* _TASK DIRECTIONS_: Ignoring the pictures, repeat every entry below exactly as it appears.

* _DATA FOR ANALYSIS_:
== == ==

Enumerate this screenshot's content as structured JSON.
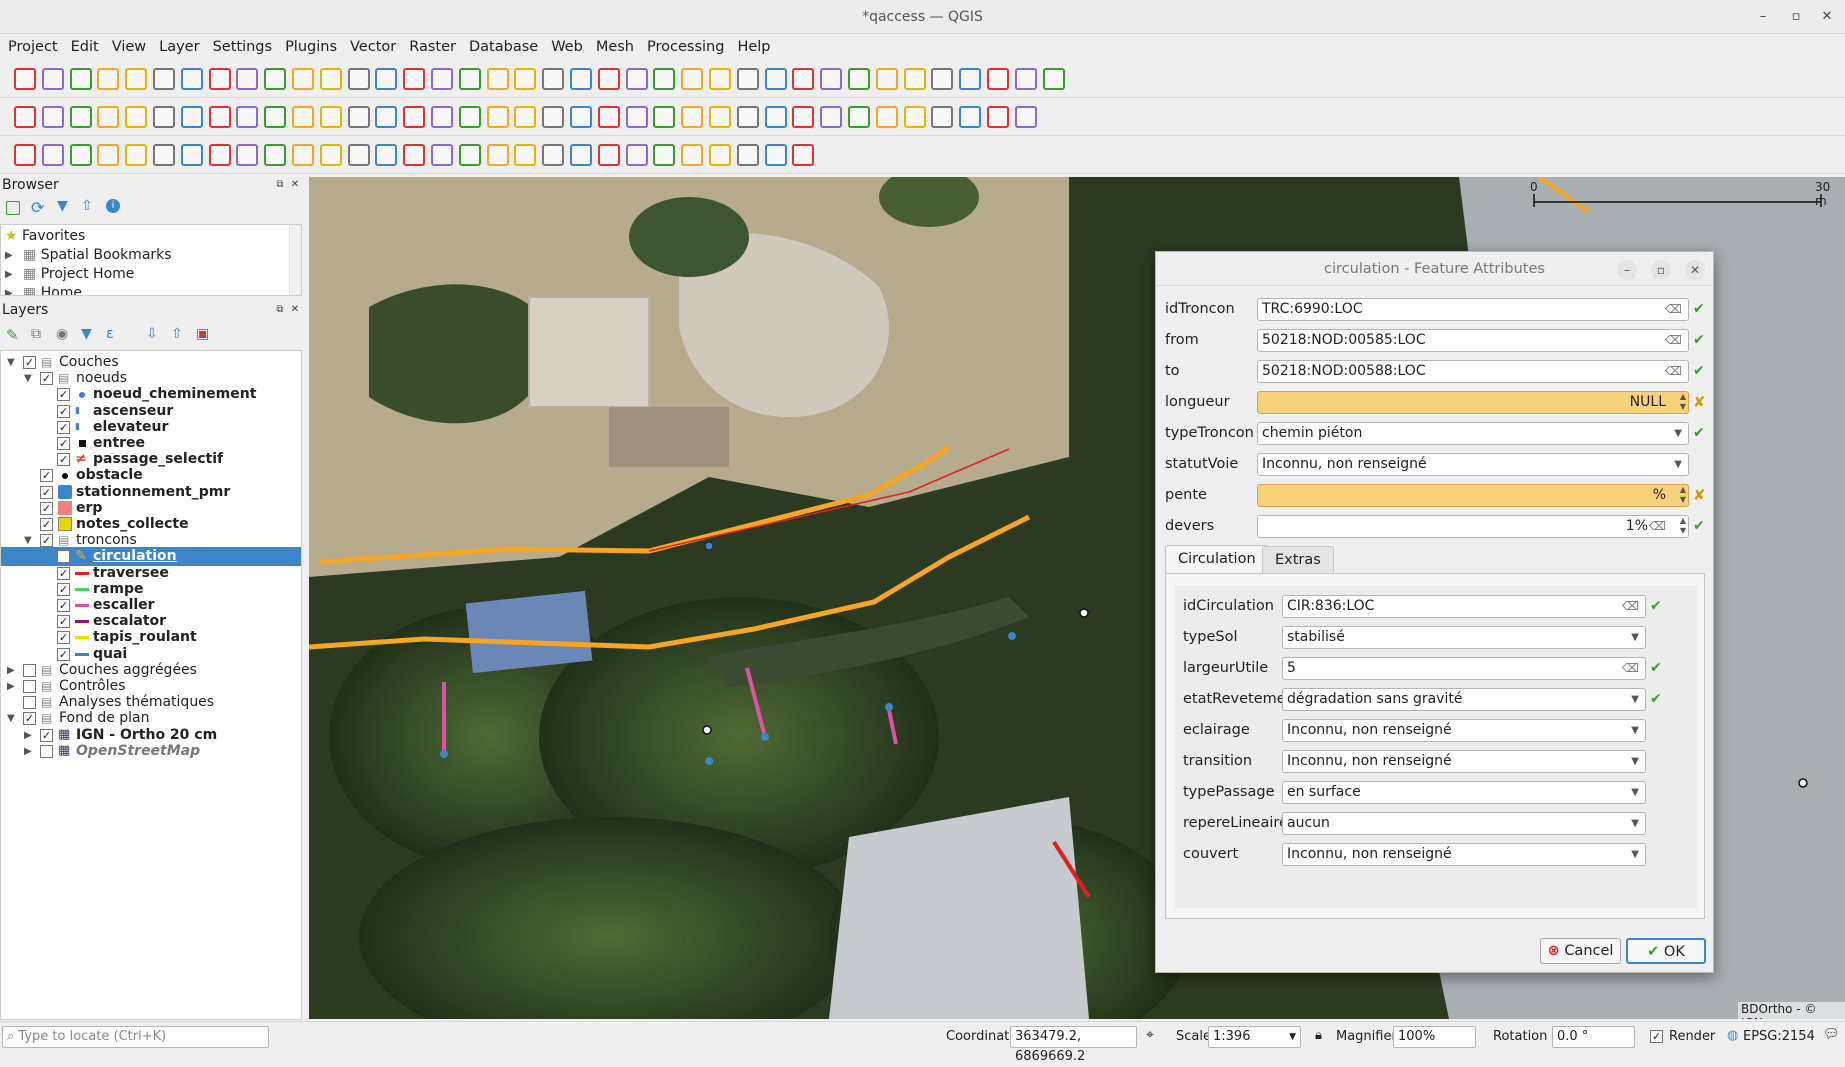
{
  "window": {
    "title": "*qaccess — QGIS"
  },
  "menu": [
    "Project",
    "Edit",
    "View",
    "Layer",
    "Settings",
    "Plugins",
    "Vector",
    "Raster",
    "Database",
    "Web",
    "Mesh",
    "Processing",
    "Help"
  ],
  "browser": {
    "title": "Browser",
    "items": [
      "Favorites",
      "Spatial Bookmarks",
      "Project Home",
      "Home"
    ]
  },
  "layers": {
    "title": "Layers",
    "items": [
      {
        "label": "Couches",
        "bold": false
      },
      {
        "label": "noeuds",
        "bold": false
      },
      {
        "label": "noeud_cheminement",
        "bold": true
      },
      {
        "label": "ascenseur",
        "bold": true
      },
      {
        "label": "elevateur",
        "bold": true
      },
      {
        "label": "entree",
        "bold": true
      },
      {
        "label": "passage_selectif",
        "bold": true
      },
      {
        "label": "obstacle",
        "bold": true
      },
      {
        "label": "stationnement_pmr",
        "bold": true
      },
      {
        "label": "erp",
        "bold": true
      },
      {
        "label": "notes_collecte",
        "bold": true
      },
      {
        "label": "troncons",
        "bold": false
      },
      {
        "label": "circulation",
        "bold": true
      },
      {
        "label": "traversee",
        "bold": true
      },
      {
        "label": "rampe",
        "bold": true
      },
      {
        "label": "escaller",
        "bold": true
      },
      {
        "label": "escalator",
        "bold": true
      },
      {
        "label": "tapis_roulant",
        "bold": true
      },
      {
        "label": "quai",
        "bold": true
      },
      {
        "label": "Couches aggrégées",
        "bold": false
      },
      {
        "label": "Contrôles",
        "bold": false
      },
      {
        "label": "Analyses thématiques",
        "bold": false
      },
      {
        "label": "Fond de plan",
        "bold": false
      },
      {
        "label": "IGN - Ortho 20 cm",
        "bold": true
      },
      {
        "label": "OpenStreetMap",
        "bold": true
      }
    ]
  },
  "map": {
    "scalebar_start": "0",
    "scalebar_end": "30 m",
    "credit": "BDOrtho - © IGN"
  },
  "dialog": {
    "title": "circulation - Feature Attributes",
    "fields": {
      "idTroncon": {
        "label": "idTroncon",
        "value": "TRC:6990:LOC"
      },
      "from": {
        "label": "from",
        "value": "50218:NOD:00585:LOC"
      },
      "to": {
        "label": "to",
        "value": "50218:NOD:00588:LOC"
      },
      "longueur": {
        "label": "longueur",
        "value": "NULL"
      },
      "typeTroncon": {
        "label": "typeTroncon",
        "value": "chemin piéton"
      },
      "statutVoie": {
        "label": "statutVoie",
        "value": "Inconnu, non renseigné"
      },
      "pente": {
        "label": "pente",
        "value": "%"
      },
      "devers": {
        "label": "devers",
        "value": "1%"
      }
    },
    "tabs": [
      "Circulation",
      "Extras"
    ],
    "circulation": {
      "idCirculation": {
        "label": "idCirculation",
        "value": "CIR:836:LOC"
      },
      "typeSol": {
        "label": "typeSol",
        "value": "stabilisé"
      },
      "largeurUtile": {
        "label": "largeurUtile",
        "value": "5"
      },
      "etatRevetement": {
        "label": "etatRevetement",
        "value": "dégradation sans gravité"
      },
      "eclairage": {
        "label": "eclairage",
        "value": "Inconnu, non renseigné"
      },
      "transition": {
        "label": "transition",
        "value": "Inconnu, non renseigné"
      },
      "typePassage": {
        "label": "typePassage",
        "value": "en surface"
      },
      "repereLineaire": {
        "label": "repereLineaire",
        "value": "aucun"
      },
      "couvert": {
        "label": "couvert",
        "value": "Inconnu, non renseigné"
      }
    },
    "cancel": "Cancel",
    "ok": "OK"
  },
  "status": {
    "locate_placeholder": "Type to locate (Ctrl+K)",
    "coordinate_label": "Coordinate",
    "coordinate_value": "363479.2, 6869669.2",
    "scale_label": "Scale",
    "scale_value": "1:396",
    "magnifier_label": "Magnifier",
    "magnifier_value": "100%",
    "rotation_label": "Rotation",
    "rotation_value": "0.0 °",
    "render_label": "Render",
    "crs": "EPSG:2154"
  },
  "colors": {
    "selection": "#3c85c9",
    "orange_line": "#f6a623",
    "pink_line": "#e050a5",
    "red_line": "#e02020",
    "required_yellow": "#f7d27a"
  }
}
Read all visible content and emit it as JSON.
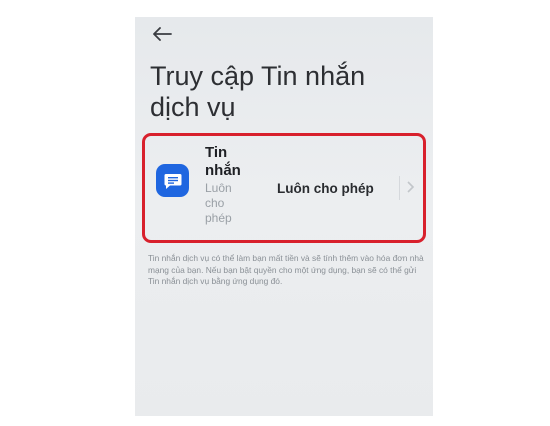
{
  "header": {
    "back_icon": "arrow-left-icon",
    "title": "Truy cập Tin nhắn dịch vụ"
  },
  "app_row": {
    "icon": "message-icon",
    "icon_color": "#1f66e0",
    "name": "Tin nhắn",
    "subtitle": "Luôn cho phép",
    "permission": "Luôn cho phép",
    "chevron_icon": "chevron-right-icon",
    "highlight_color": "#d8202c"
  },
  "description": "Tin nhắn dịch vụ có thể làm bạn mất tiền và sẽ tính thêm vào hóa đơn nhà mạng của bạn. Nếu bạn bật quyền cho một ứng dụng, bạn sẽ có thể gửi Tin nhắn dịch vụ bằng ứng dụng đó."
}
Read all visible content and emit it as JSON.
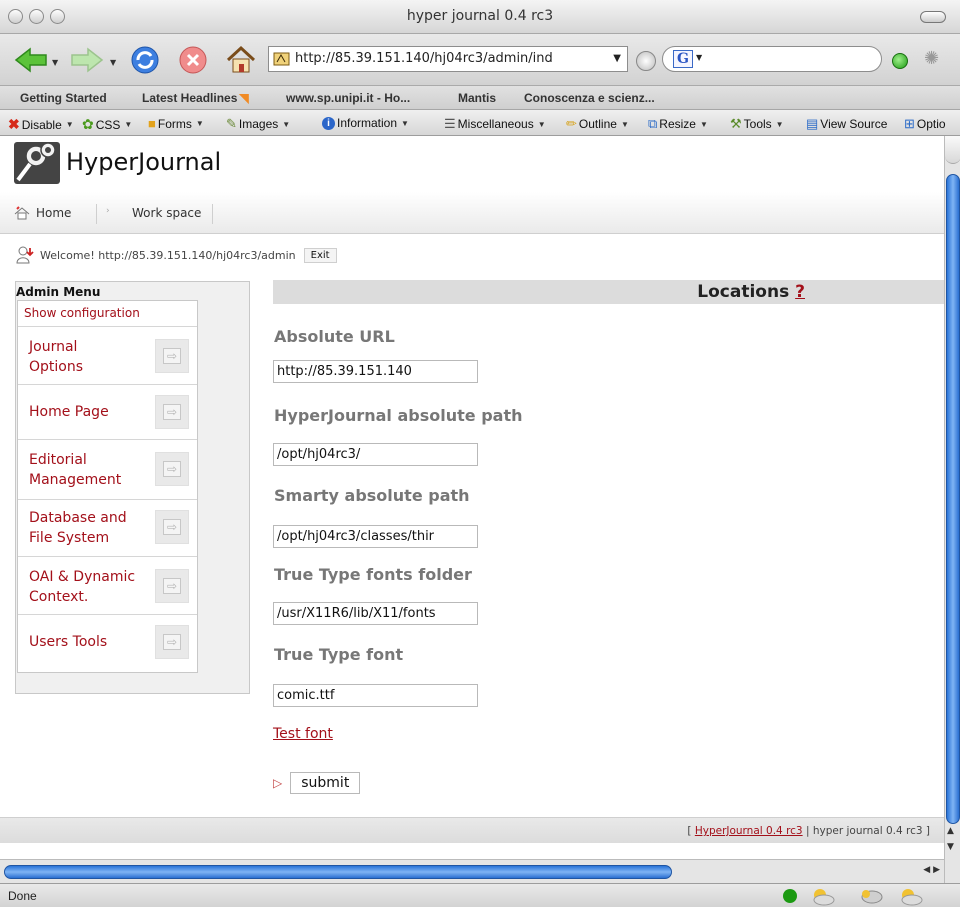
{
  "window": {
    "title": "hyper journal 0.4 rc3"
  },
  "toolbar": {
    "url": "http://85.39.151.140/hj04rc3/admin/ind",
    "search_value": ""
  },
  "bookmarks": [
    "Getting Started",
    "Latest Headlines",
    "www.sp.unipi.it - Ho...",
    "Mantis",
    "Conoscenza e scienz..."
  ],
  "devbar": [
    "Disable",
    "CSS",
    "Forms",
    "Images",
    "Information",
    "Miscellaneous",
    "Outline",
    "Resize",
    "Tools",
    "View Source",
    "Optio"
  ],
  "site": {
    "title": "HyperJournal",
    "breadcrumb": [
      "Home",
      "Work space"
    ],
    "welcome": "Welcome! http://85.39.151.140/hj04rc3/admin",
    "exit_label": "Exit"
  },
  "admin_menu": {
    "title": "Admin Menu",
    "config_link": "Show configuration",
    "items": [
      "Journal Options",
      "Home Page",
      "Editorial Management",
      "Database and File System",
      "OAI & Dynamic Context.",
      "Users Tools"
    ],
    "item_lines": [
      [
        "Journal",
        "Options"
      ],
      [
        "Home Page"
      ],
      [
        "Editorial",
        "Management"
      ],
      [
        "Database and",
        "File System"
      ],
      [
        "OAI & Dynamic",
        "Context."
      ],
      [
        "Users Tools"
      ]
    ]
  },
  "main": {
    "heading": "Locations",
    "help": "?",
    "fields": [
      {
        "label": "Absolute URL",
        "value": "http://85.39.151.140"
      },
      {
        "label": "HyperJournal absolute path",
        "value": "/opt/hj04rc3/"
      },
      {
        "label": "Smarty absolute path",
        "value": "/opt/hj04rc3/classes/thir"
      },
      {
        "label": "True Type fonts folder",
        "value": "/usr/X11R6/lib/X11/fonts"
      },
      {
        "label": "True Type font",
        "value": "comic.ttf"
      }
    ],
    "test_font": "Test font",
    "submit_label": "submit"
  },
  "footer": {
    "open": "[",
    "link": "HyperJournal 0.4 rc3",
    "sep": "|",
    "text": "hyper journal 0.4 rc3",
    "close": "]"
  },
  "status": "Done",
  "colors": {
    "link": "#a3101a",
    "accent": "#2a74d8"
  }
}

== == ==

* _OUTPUT OF THE EXERCISE_:
Enumerate this screenshot's content as structured JSON.
{
  "window": {
    "title": "*qaccess — QGIS"
  },
  "menu": [
    "Project",
    "Edit",
    "View",
    "Layer",
    "Settings",
    "Plugins",
    "Vector",
    "Raster",
    "Database",
    "Web",
    "Mesh",
    "Processing",
    "Help"
  ],
  "browser": {
    "title": "Browser",
    "items": [
      "Favorites",
      "Spatial Bookmarks",
      "Project Home",
      "Home"
    ]
  },
  "layers": {
    "title": "Layers",
    "items": [
      {
        "label": "Couches",
        "bold": false
      },
      {
        "label": "noeuds",
        "bold": false
      },
      {
        "label": "noeud_cheminement",
        "bold": true
      },
      {
        "label": "ascenseur",
        "bold": true
      },
      {
        "label": "elevateur",
        "bold": true
      },
      {
        "label": "entree",
        "bold": true
      },
      {
        "label": "passage_selectif",
        "bold": true
      },
      {
        "label": "obstacle",
        "bold": true
      },
      {
        "label": "stationnement_pmr",
        "bold": true
      },
      {
        "label": "erp",
        "bold": true
      },
      {
        "label": "notes_collecte",
        "bold": true
      },
      {
        "label": "troncons",
        "bold": false
      },
      {
        "label": "circulation",
        "bold": true
      },
      {
        "label": "traversee",
        "bold": true
      },
      {
        "label": "rampe",
        "bold": true
      },
      {
        "label": "escaller",
        "bold": true
      },
      {
        "label": "escalator",
        "bold": true
      },
      {
        "label": "tapis_roulant",
        "bold": true
      },
      {
        "label": "quai",
        "bold": true
      },
      {
        "label": "Couches aggrégées",
        "bold": false
      },
      {
        "label": "Contrôles",
        "bold": false
      },
      {
        "label": "Analyses thématiques",
        "bold": false
      },
      {
        "label": "Fond de plan",
        "bold": false
      },
      {
        "label": "IGN - Ortho 20 cm",
        "bold": true
      },
      {
        "label": "OpenStreetMap",
        "bold": true
      }
    ]
  },
  "map": {
    "scalebar_start": "0",
    "scalebar_end": "30 m",
    "credit": "BDOrtho - © IGN"
  },
  "dialog": {
    "title": "circulation - Feature Attributes",
    "fields": {
      "idTroncon": {
        "label": "idTroncon",
        "value": "TRC:6990:LOC"
      },
      "from": {
        "label": "from",
        "value": "50218:NOD:00585:LOC"
      },
      "to": {
        "label": "to",
        "value": "50218:NOD:00588:LOC"
      },
      "longueur": {
        "label": "longueur",
        "value": "NULL"
      },
      "typeTroncon": {
        "label": "typeTroncon",
        "value": "chemin piéton"
      },
      "statutVoie": {
        "label": "statutVoie",
        "value": "Inconnu, non renseigné"
      },
      "pente": {
        "label": "pente",
        "value": "%"
      },
      "devers": {
        "label": "devers",
        "value": "1%"
      }
    },
    "tabs": [
      "Circulation",
      "Extras"
    ],
    "circulation": {
      "idCirculation": {
        "label": "idCirculation",
        "value": "CIR:836:LOC"
      },
      "typeSol": {
        "label": "typeSol",
        "value": "stabilisé"
      },
      "largeurUtile": {
        "label": "largeurUtile",
        "value": "5"
      },
      "etatRevetement": {
        "label": "etatRevetement",
        "value": "dégradation sans gravité"
      },
      "eclairage": {
        "label": "eclairage",
        "value": "Inconnu, non renseigné"
      },
      "transition": {
        "label": "transition",
        "value": "Inconnu, non renseigné"
      },
      "typePassage": {
        "label": "typePassage",
        "value": "en surface"
      },
      "repereLineaire": {
        "label": "repereLineaire",
        "value": "aucun"
      },
      "couvert": {
        "label": "couvert",
        "value": "Inconnu, non renseigné"
      }
    },
    "cancel": "Cancel",
    "ok": "OK"
  },
  "status": {
    "locate_placeholder": "Type to locate (Ctrl+K)",
    "coordinate_label": "Coordinate",
    "coordinate_value": "363479.2, 6869669.2",
    "scale_label": "Scale",
    "scale_value": "1:396",
    "magnifier_label": "Magnifier",
    "magnifier_value": "100%",
    "rotation_label": "Rotation",
    "rotation_value": "0.0 °",
    "render_label": "Render",
    "crs": "EPSG:2154"
  },
  "colors": {
    "selection": "#3c85c9",
    "orange_line": "#f6a623",
    "pink_line": "#e050a5",
    "red_line": "#e02020",
    "required_yellow": "#f7d27a"
  }
}
Read all visible content and emit it as JSON.
{
  "header": {
    "back_icon": "arrow-left-icon",
    "title": "Truy cập Tin nhắn dịch vụ"
  },
  "app_row": {
    "icon": "message-icon",
    "icon_color": "#1f66e0",
    "name": "Tin nhắn",
    "subtitle": "Luôn cho phép",
    "permission": "Luôn cho phép",
    "chevron_icon": "chevron-right-icon",
    "highlight_color": "#d8202c"
  },
  "description": "Tin nhắn dịch vụ có thể làm bạn mất tiền và sẽ tính thêm vào hóa đơn nhà mạng của bạn. Nếu bạn bật quyền cho một ứng dụng, bạn sẽ có thể gửi Tin nhắn dịch vụ bằng ứng dụng đó."
}
Read all visible content and emit it as JSON.
{
  "window": {
    "title": "hyper journal 0.4 rc3"
  },
  "toolbar": {
    "url": "http://85.39.151.140/hj04rc3/admin/ind",
    "search_value": ""
  },
  "bookmarks": [
    "Getting Started",
    "Latest Headlines",
    "www.sp.unipi.it - Ho...",
    "Mantis",
    "Conoscenza e scienz..."
  ],
  "devbar": [
    "Disable",
    "CSS",
    "Forms",
    "Images",
    "Information",
    "Miscellaneous",
    "Outline",
    "Resize",
    "Tools",
    "View Source",
    "Optio"
  ],
  "site": {
    "title": "HyperJournal",
    "breadcrumb": [
      "Home",
      "Work space"
    ],
    "welcome": "Welcome! http://85.39.151.140/hj04rc3/admin",
    "exit_label": "Exit"
  },
  "admin_menu": {
    "title": "Admin Menu",
    "config_link": "Show configuration",
    "items": [
      "Journal Options",
      "Home Page",
      "Editorial Management",
      "Database and File System",
      "OAI & Dynamic Context.",
      "Users Tools"
    ],
    "item_lines": [
      [
        "Journal",
        "Options"
      ],
      [
        "Home Page"
      ],
      [
        "Editorial",
        "Management"
      ],
      [
        "Database and",
        "File System"
      ],
      [
        "OAI & Dynamic",
        "Context."
      ],
      [
        "Users Tools"
      ]
    ]
  },
  "main": {
    "heading": "Locations",
    "help": "?",
    "fields": [
      {
        "label": "Absolute URL",
        "value": "http://85.39.151.140"
      },
      {
        "label": "HyperJournal absolute path",
        "value": "/opt/hj04rc3/"
      },
      {
        "label": "Smarty absolute path",
        "value": "/opt/hj04rc3/classes/thir"
      },
      {
        "label": "True Type fonts folder",
        "value": "/usr/X11R6/lib/X11/fonts"
      },
      {
        "label": "True Type font",
        "value": "comic.ttf"
      }
    ],
    "test_font": "Test font",
    "submit_label": "submit"
  },
  "footer": {
    "open": "[",
    "link": "HyperJournal 0.4 rc3",
    "sep": "|",
    "text": "hyper journal 0.4 rc3",
    "close": "]"
  },
  "status": "Done",
  "colors": {
    "link": "#a3101a",
    "accent": "#2a74d8"
  }
}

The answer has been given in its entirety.